● WORK REQUEST:
For the word "title", return each line of the data in which it occurs.

++++++++++++++++++++

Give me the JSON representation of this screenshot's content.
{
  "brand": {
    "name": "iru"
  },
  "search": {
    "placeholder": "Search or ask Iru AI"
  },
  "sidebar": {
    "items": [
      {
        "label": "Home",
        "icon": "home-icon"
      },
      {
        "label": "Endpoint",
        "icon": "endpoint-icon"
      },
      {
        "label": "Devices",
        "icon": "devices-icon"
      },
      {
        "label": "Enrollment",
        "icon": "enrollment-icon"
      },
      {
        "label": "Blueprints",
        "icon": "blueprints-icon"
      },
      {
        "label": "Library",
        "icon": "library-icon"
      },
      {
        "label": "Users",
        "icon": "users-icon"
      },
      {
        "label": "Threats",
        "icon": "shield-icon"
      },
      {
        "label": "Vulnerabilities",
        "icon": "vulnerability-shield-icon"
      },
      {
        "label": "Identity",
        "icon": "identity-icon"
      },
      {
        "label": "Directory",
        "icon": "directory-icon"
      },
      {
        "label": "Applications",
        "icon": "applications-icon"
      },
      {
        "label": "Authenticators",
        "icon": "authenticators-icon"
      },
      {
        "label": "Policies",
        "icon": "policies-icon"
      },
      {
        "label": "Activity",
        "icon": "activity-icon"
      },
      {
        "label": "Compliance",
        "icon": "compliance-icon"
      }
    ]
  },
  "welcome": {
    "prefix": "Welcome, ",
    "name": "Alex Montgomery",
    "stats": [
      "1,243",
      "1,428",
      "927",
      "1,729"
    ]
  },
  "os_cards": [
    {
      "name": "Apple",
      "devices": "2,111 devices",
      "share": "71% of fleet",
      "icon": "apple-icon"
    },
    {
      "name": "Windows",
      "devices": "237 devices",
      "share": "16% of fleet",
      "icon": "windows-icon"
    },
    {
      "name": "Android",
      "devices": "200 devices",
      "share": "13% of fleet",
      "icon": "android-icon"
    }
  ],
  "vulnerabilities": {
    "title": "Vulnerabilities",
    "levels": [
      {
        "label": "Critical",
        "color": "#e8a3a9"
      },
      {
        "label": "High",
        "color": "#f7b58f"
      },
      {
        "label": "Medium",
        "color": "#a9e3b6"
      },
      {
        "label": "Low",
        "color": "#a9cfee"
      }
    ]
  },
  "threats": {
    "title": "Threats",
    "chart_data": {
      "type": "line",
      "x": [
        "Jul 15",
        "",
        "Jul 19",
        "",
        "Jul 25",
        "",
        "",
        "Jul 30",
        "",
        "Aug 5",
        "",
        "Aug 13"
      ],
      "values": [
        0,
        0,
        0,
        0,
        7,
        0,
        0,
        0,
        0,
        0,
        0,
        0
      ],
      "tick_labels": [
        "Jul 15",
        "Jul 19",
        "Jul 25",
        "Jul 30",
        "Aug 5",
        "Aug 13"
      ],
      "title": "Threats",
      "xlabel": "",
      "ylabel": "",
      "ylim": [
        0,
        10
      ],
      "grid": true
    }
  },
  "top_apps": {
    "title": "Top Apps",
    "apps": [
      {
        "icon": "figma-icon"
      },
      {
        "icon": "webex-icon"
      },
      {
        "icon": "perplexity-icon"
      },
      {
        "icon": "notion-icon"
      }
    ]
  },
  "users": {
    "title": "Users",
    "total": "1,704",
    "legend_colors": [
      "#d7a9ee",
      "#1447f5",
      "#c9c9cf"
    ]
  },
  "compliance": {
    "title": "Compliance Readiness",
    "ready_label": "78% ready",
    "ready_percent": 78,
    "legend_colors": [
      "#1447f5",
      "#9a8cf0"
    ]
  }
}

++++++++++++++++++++

● RESPONSE TO THE EXERCISE:
    "title": "Vulnerabilities",
    "title": "Threats",
      "title": "Threats",
    "title": "Top Apps",
    "title": "Users",
    "title": "Compliance Readiness",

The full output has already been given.